RECORDS SHOWN section start

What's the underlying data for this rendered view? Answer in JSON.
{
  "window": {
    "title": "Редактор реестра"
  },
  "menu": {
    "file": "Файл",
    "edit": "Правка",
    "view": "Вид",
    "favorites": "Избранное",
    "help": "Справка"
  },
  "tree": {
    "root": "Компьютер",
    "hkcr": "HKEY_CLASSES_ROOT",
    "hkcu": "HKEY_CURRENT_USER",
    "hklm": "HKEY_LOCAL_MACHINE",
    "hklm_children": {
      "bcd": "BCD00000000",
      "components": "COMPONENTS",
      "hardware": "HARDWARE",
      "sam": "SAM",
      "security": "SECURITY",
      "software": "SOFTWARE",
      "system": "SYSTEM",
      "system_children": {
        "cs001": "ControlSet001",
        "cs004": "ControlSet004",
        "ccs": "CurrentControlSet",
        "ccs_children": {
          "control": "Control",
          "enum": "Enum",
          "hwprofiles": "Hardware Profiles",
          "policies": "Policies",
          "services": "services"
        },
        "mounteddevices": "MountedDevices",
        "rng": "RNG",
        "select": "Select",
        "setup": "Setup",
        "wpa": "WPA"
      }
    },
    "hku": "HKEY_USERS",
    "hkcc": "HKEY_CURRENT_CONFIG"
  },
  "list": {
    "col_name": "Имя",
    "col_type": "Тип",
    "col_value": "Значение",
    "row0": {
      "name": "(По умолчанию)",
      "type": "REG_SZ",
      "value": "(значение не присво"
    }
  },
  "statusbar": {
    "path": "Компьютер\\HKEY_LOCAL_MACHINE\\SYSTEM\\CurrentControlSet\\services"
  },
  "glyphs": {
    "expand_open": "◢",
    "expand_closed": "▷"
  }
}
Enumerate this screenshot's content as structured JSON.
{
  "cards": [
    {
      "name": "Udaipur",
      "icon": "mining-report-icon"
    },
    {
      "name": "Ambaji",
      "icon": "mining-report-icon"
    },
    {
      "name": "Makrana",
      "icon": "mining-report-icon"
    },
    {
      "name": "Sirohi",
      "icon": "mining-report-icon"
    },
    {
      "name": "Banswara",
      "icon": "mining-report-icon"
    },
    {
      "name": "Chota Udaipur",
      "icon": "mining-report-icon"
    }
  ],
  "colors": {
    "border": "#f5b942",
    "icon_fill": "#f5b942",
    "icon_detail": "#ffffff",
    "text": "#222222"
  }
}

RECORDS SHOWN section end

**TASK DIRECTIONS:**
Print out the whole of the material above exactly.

**RESULT OF THIS TASK:**
What's the underlying data for this rendered view? Answer in JSON.
{
  "window": {
    "title": "Редактор реестра"
  },
  "menu": {
    "file": "Файл",
    "edit": "Правка",
    "view": "Вид",
    "favorites": "Избранное",
    "help": "Справка"
  },
  "tree": {
    "root": "Компьютер",
    "hkcr": "HKEY_CLASSES_ROOT",
    "hkcu": "HKEY_CURRENT_USER",
    "hklm": "HKEY_LOCAL_MACHINE",
    "hklm_children": {
      "bcd": "BCD00000000",
      "components": "COMPONENTS",
      "hardware": "HARDWARE",
      "sam": "SAM",
      "security": "SECURITY",
      "software": "SOFTWARE",
      "system": "SYSTEM",
      "system_children": {
        "cs001": "ControlSet001",
        "cs004": "ControlSet004",
        "ccs": "CurrentControlSet",
        "ccs_children": {
          "control": "Control",
          "enum": "Enum",
          "hwprofiles": "Hardware Profiles",
          "policies": "Policies",
          "services": "services"
        },
        "mounteddevices": "MountedDevices",
        "rng": "RNG",
        "select": "Select",
        "setup": "Setup",
        "wpa": "WPA"
      }
    },
    "hku": "HKEY_USERS",
    "hkcc": "HKEY_CURRENT_CONFIG"
  },
  "list": {
    "col_name": "Имя",
    "col_type": "Тип",
    "col_value": "Значение",
    "row0": {
      "name": "(По умолчанию)",
      "type": "REG_SZ",
      "value": "(значение не присво"
    }
  },
  "statusbar": {
    "path": "Компьютер\\HKEY_LOCAL_MACHINE\\SYSTEM\\CurrentControlSet\\services"
  },
  "glyphs": {
    "expand_open": "◢",
    "expand_closed": "▷"
  }
}
Enumerate this screenshot's content as structured JSON.
{
  "cards": [
    {
      "name": "Udaipur",
      "icon": "mining-report-icon"
    },
    {
      "name": "Ambaji",
      "icon": "mining-report-icon"
    },
    {
      "name": "Makrana",
      "icon": "mining-report-icon"
    },
    {
      "name": "Sirohi",
      "icon": "mining-report-icon"
    },
    {
      "name": "Banswara",
      "icon": "mining-report-icon"
    },
    {
      "name": "Chota Udaipur",
      "icon": "mining-report-icon"
    }
  ],
  "colors": {
    "border": "#f5b942",
    "icon_fill": "#f5b942",
    "icon_detail": "#ffffff",
    "text": "#222222"
  }
}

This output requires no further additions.